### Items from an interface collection

───

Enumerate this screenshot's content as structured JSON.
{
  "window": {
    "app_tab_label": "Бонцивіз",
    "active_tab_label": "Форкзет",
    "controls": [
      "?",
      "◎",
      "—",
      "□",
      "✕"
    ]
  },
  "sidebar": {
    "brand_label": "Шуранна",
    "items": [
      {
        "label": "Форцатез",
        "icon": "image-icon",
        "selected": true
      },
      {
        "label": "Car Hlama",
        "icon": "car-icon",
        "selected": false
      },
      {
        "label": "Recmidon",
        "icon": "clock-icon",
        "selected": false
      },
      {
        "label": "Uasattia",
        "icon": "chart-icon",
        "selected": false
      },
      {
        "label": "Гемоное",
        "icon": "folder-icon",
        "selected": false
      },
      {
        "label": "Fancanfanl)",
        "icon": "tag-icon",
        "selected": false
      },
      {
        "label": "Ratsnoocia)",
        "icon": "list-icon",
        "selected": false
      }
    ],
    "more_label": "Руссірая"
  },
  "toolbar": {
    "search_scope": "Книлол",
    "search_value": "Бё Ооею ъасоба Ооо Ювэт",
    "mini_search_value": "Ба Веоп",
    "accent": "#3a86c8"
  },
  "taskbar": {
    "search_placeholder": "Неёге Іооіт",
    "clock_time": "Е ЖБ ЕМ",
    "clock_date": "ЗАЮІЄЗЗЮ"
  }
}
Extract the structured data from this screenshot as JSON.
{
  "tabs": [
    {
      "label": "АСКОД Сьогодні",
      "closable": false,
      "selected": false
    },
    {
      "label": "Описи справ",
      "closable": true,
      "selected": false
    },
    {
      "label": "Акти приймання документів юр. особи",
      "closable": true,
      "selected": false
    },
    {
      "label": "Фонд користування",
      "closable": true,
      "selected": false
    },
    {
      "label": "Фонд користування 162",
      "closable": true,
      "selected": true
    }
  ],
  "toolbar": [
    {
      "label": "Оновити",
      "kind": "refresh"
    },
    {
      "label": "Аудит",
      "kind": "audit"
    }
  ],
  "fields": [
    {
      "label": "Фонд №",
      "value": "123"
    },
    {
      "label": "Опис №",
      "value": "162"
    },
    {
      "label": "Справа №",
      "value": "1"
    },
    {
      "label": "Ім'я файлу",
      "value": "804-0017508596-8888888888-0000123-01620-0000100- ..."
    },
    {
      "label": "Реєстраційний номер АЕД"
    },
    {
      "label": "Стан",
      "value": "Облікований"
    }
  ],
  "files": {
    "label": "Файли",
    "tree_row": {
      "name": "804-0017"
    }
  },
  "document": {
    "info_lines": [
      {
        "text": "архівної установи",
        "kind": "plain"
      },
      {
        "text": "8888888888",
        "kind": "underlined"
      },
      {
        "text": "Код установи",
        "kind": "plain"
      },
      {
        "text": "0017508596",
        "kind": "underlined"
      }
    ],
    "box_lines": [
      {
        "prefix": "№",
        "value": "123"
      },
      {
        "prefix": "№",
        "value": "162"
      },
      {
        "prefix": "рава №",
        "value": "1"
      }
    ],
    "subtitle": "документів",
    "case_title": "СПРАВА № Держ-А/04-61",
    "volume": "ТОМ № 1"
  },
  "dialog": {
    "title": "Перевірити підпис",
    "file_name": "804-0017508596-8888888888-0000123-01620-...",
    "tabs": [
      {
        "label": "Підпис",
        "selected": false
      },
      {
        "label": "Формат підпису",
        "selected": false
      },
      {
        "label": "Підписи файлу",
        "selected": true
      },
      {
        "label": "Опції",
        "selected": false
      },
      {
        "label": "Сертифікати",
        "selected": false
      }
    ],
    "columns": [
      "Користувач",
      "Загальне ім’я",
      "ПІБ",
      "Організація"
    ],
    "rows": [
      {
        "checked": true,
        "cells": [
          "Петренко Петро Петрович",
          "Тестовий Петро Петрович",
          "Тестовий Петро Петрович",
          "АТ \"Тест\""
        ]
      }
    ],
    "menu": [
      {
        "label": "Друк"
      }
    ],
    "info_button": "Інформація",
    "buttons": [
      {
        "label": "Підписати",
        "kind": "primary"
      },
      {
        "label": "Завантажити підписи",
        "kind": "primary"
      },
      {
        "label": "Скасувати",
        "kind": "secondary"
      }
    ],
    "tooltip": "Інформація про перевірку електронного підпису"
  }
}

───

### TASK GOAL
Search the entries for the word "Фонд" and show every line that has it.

### EXERCISE ANSWER
      "label": "Фонд користування",
      "label": "Фонд користування 162",
      "label": "Фонд №",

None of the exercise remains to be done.